What is required
Could you give every record again, exactly as it reads?

----------

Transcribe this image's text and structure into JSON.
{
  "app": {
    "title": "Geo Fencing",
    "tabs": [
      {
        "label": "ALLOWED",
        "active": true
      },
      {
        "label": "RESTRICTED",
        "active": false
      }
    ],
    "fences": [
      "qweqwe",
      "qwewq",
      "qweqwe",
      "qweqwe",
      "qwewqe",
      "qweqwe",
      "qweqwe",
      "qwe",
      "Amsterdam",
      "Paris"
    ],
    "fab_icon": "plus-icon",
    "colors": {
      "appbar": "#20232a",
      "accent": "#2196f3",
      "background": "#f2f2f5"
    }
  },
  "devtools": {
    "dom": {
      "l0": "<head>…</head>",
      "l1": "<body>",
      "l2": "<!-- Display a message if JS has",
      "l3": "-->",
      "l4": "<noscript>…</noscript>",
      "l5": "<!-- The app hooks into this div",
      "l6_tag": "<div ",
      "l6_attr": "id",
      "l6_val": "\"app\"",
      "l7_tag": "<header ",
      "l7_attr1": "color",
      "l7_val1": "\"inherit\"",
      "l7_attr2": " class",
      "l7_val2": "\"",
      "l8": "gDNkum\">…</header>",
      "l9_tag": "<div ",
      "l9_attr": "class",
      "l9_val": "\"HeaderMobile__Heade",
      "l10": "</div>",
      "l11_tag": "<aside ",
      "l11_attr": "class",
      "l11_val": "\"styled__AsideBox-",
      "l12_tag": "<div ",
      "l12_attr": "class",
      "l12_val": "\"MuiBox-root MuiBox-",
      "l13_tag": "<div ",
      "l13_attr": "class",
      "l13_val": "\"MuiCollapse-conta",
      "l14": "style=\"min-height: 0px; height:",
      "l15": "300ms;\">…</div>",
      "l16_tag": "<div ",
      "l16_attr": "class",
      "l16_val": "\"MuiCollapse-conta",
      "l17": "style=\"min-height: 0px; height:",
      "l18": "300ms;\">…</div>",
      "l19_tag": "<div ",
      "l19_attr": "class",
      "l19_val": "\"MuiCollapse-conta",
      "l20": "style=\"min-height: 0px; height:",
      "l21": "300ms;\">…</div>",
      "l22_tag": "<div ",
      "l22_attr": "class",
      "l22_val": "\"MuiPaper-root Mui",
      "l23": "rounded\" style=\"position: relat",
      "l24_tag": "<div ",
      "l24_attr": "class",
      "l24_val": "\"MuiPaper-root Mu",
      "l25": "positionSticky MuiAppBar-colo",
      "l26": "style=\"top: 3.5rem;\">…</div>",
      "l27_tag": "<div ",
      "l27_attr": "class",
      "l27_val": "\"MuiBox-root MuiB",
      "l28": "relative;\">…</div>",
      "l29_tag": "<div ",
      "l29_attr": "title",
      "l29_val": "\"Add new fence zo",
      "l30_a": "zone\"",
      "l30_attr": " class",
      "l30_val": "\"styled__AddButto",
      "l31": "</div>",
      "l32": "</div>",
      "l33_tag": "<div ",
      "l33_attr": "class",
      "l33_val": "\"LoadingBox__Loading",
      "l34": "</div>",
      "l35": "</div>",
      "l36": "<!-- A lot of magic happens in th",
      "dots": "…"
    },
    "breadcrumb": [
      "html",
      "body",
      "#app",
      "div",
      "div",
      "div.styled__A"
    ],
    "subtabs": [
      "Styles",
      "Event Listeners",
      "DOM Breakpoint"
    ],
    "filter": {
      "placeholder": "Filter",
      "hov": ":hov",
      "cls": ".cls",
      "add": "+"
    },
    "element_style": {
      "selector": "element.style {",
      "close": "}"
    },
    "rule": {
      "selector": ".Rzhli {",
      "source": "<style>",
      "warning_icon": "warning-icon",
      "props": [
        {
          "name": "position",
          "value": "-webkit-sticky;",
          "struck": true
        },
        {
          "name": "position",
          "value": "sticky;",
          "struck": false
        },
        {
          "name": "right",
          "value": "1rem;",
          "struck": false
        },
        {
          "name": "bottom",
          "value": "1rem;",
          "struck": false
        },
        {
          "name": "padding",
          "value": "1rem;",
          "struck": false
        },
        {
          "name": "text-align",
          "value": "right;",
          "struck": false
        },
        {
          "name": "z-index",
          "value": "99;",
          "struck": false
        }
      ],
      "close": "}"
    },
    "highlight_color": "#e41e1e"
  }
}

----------

Output for this exercise
Transcribe this image's text and structure into JSON.
{
  "app": {
    "title": "Geo Fencing",
    "tabs": [
      {
        "label": "ALLOWED",
        "active": true
      },
      {
        "label": "RESTRICTED",
        "active": false
      }
    ],
    "fences": [
      "qweqwe",
      "qwewq",
      "qweqwe",
      "qweqwe",
      "qwewqe",
      "qweqwe",
      "qweqwe",
      "qwe",
      "Amsterdam",
      "Paris"
    ],
    "fab_icon": "plus-icon",
    "colors": {
      "appbar": "#20232a",
      "accent": "#2196f3",
      "background": "#f2f2f5"
    }
  },
  "devtools": {
    "dom": {
      "l0": "<head>…</head>",
      "l1": "<body>",
      "l2": "<!-- Display a message if JS has",
      "l3": "-->",
      "l4": "<noscript>…</noscript>",
      "l5": "<!-- The app hooks into this div",
      "l6_tag": "<div ",
      "l6_attr": "id",
      "l6_val": "\"app\"",
      "l7_tag": "<header ",
      "l7_attr1": "color",
      "l7_val1": "\"inherit\"",
      "l7_attr2": " class",
      "l7_val2": "\"",
      "l8": "gDNkum\">…</header>",
      "l9_tag": "<div ",
      "l9_attr": "class",
      "l9_val": "\"HeaderMobile__Heade",
      "l10": "</div>",
      "l11_tag": "<aside ",
      "l11_attr": "class",
      "l11_val": "\"styled__AsideBox-",
      "l12_tag": "<div ",
      "l12_attr": "class",
      "l12_val": "\"MuiBox-root MuiBox-",
      "l13_tag": "<div ",
      "l13_attr": "class",
      "l13_val": "\"MuiCollapse-conta",
      "l14": "style=\"min-height: 0px; height:",
      "l15": "300ms;\">…</div>",
      "l16_tag": "<div ",
      "l16_attr": "class",
      "l16_val": "\"MuiCollapse-conta",
      "l17": "style=\"min-height: 0px; height:",
      "l18": "300ms;\">…</div>",
      "l19_tag": "<div ",
      "l19_attr": "class",
      "l19_val": "\"MuiCollapse-conta",
      "l20": "style=\"min-height: 0px; height:",
      "l21": "300ms;\">…</div>",
      "l22_tag": "<div ",
      "l22_attr": "class",
      "l22_val": "\"MuiPaper-root Mui",
      "l23": "rounded\" style=\"position: relat",
      "l24_tag": "<div ",
      "l24_attr": "class",
      "l24_val": "\"MuiPaper-root Mu",
      "l25": "positionSticky MuiAppBar-colo",
      "l26": "style=\"top: 3.5rem;\">…</div>",
      "l27_tag": "<div ",
      "l27_attr": "class",
      "l27_val": "\"MuiBox-root MuiB",
      "l28": "relative;\">…</div>",
      "l29_tag": "<div ",
      "l29_attr": "title",
      "l29_val": "\"Add new fence zo",
      "l30_a": "zone\"",
      "l30_attr": " class",
      "l30_val": "\"styled__AddButto",
      "l31": "</div>",
      "l32": "</div>",
      "l33_tag": "<div ",
      "l33_attr": "class",
      "l33_val": "\"LoadingBox__Loading",
      "l34": "</div>",
      "l35": "</div>",
      "l36": "<!-- A lot of magic happens in th",
      "dots": "…"
    },
    "breadcrumb": [
      "html",
      "body",
      "#app",
      "div",
      "div",
      "div.styled__A"
    ],
    "subtabs": [
      "Styles",
      "Event Listeners",
      "DOM Breakpoint"
    ],
    "filter": {
      "placeholder": "Filter",
      "hov": ":hov",
      "cls": ".cls",
      "add": "+"
    },
    "element_style": {
      "selector": "element.style {",
      "close": "}"
    },
    "rule": {
      "selector": ".Rzhli {",
      "source": "<style>",
      "warning_icon": "warning-icon",
      "props": [
        {
          "name": "position",
          "value": "-webkit-sticky;",
          "struck": true
        },
        {
          "name": "position",
          "value": "sticky;",
          "struck": false
        },
        {
          "name": "right",
          "value": "1rem;",
          "struck": false
        },
        {
          "name": "bottom",
          "value": "1rem;",
          "struck": false
        },
        {
          "name": "padding",
          "value": "1rem;",
          "struck": false
        },
        {
          "name": "text-align",
          "value": "right;",
          "struck": false
        },
        {
          "name": "z-index",
          "value": "99;",
          "struck": false
        }
      ],
      "close": "}"
    },
    "highlight_color": "#e41e1e"
  }
}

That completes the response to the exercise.